African Rhino Programme
Latest Rhino News
Blog: 6 reasons why wild rhinos (and the people looking after them) matter
As we celebrate World Rhino Day, Andrea Weiss contemplates why wild rhinos matter.
WWF pays tribute to rhino heroes for World Rhino Day
This World Rhino Day, WWF pays tribute to all the men and women working to save our rhinos.
VisionThe vision of the WWF African Rhino Programme is that, in 50 years’ time, viable and well-distributed populations and/or meta-populations of African rhinoceroses will occur throughout their natural historic range in Africa, acting as flagship species for biodiversity conservation and wildlife-based sustainable economic development.
GoalBy 2020, at least five key rhino populations and /or meta-populations are increasing by at least 5% per annum and at least two new populations would have been established.
This goal is designed to take advantage of current opportunities and minimise the impact of identified threats.
Key priority areasThe African Rhino Programme, in line with the WWF Global Species Programme, has identified six key areas for priority strategic actions that would promote and support conservation efforts of the African rhinoceros:
- To further relevant policy and legislation in all sectors and at all levels.
- To ensure the necessary extent, integrity and functioning of critical habitat.
- To ensure adequate protection and biological management of populations.
- To generate mutually beneficial incentives for the co-existence of people and species.
- To create awareness and influence adverse attitudes and behaviour.
- To promote regional and national leadership capacity to coordinate and implement rhino conservation strategies.
The ARP liaises closely with strategic partners like the WWF-South Africa Rhino Programme, IUCN/SSC-African Rhino Specialist Group (AfRSG), IUCN/WWF trade monitoring network (TRAFFIC) and other conservation partners to ensure money is put where it will be most effective. Strategically, raising the profile of rhinos globally and creating awareness for greater corporate and civil society responsibility towards rhino conservation presents increased funding streams and opportunities.
RHINO GALLERY© Brent Stirton
White rhino calf in boma
RHINO GALLERY© WWF
The white rhino is listed by the IUCN as endangered.

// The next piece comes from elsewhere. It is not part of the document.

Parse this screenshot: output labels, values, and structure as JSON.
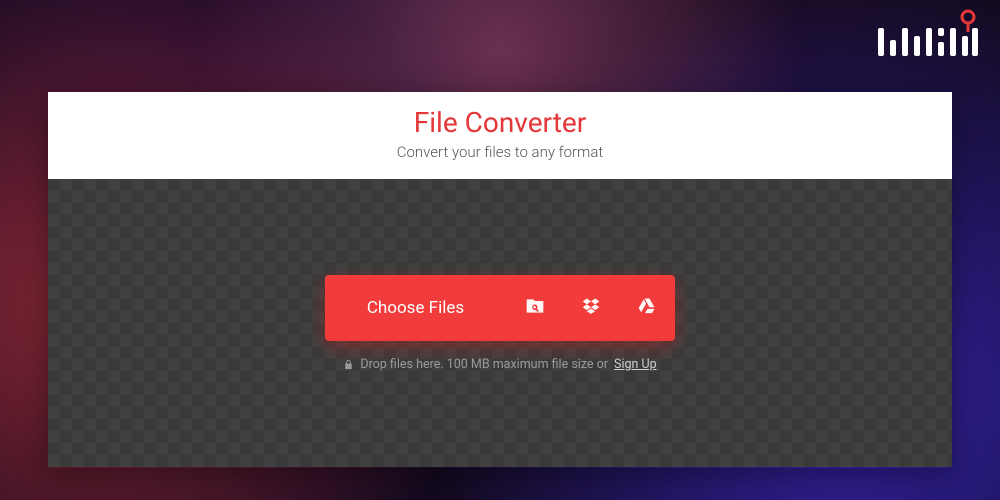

RHINO GALLERY© Martin Harvey / WWF
Rhino adult and calf at a water way
RHINO GALLERY© naturepl.com / Mark Carwardine / WWF
Desert black rhinoceros at Addo Elephant Park in the Eastern Cape